Sen. Thune Peeved at Trump Trade War, Eyes Hits To U.S. Agriculture
South Dakota senator joins chorus of GOP leaders upset with Trump over ‘lose-lose’ tariff battle

Sen. John Thune, R-S.D., left, and Senate Majority Leader Mitch McConnell, R-Ky., have expressed frustration over President Donald Trump’s decision to enact tariffs, triggering retaliation from other countries against U.S. producers. (Tom Williams/CQ Roll Call file photo)

South Dakota Sen. John Thune is the latest member of GOP leadership to voice his frustrations with the Trump administration over its decision to place tariffs on foreign aluminum and steel, igniting a trade war with China.

Chinese officials released a $50 billion sheet of American goods for possible tariff increases, including agricultural products — most importantly, soybeans — vital to the U.S. economy.

Trump Notes Possible Damage to Farmers in Bid to Expand Tariffs
President provides no details on nature of any assistance

Agriculture Secretary Sonny Perdue has been directed by President Donald Trump to offset damages that farmers may face as the president appeared to double down on tariffs against Chinese imports Thursday. (Bill Clark/CQ Roll Call file photo)

President Donald Trump directed the Agriculture secretary to offset damages that farmers, a part of his rural political base, are likely to face as he appeared to double down Thursday night on tariffs against Chinese imports.

Trump’s directive to Agriculture Secretary Sonny Perdue comes as the House Ways and Means Committee plans an April 12 hearing to examine the effects on the U.S. economy of tariffs Trump imposed in March on steel and aluminum imports and the potential effects of $50 billion in proposed tariffs on Chinese-made goods.

New Chinese Tariffs Prompt Farm-State Senator Rebuke of Trump on Trade
Ernst brought concerns directly to Trump on Wednesday

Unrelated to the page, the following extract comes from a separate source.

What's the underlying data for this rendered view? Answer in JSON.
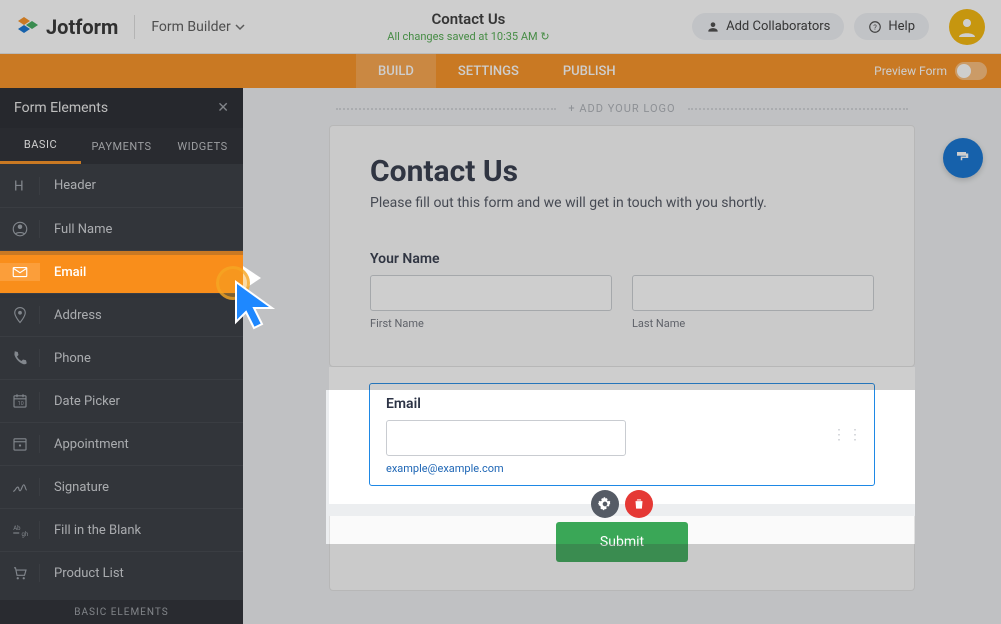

Iowa Sens. Joni Ernst and Charles E. Grassley were critical of President Donald Trump’s trade policy on Wednesday after the latest announcement of Chinese retaliation. (Tom Williams/CQ Roll Call file photo)

China’s announced plans for roughly $50 billion in new tariffs on U.S. goods has escalated the criticism from farm-state lawmakers of President Donald Trump’s agenda.

Iowa Republican Sen. Joni Ernst said she talked with Trump himself Wednesday about concerns about effects on Hawkeye State producers.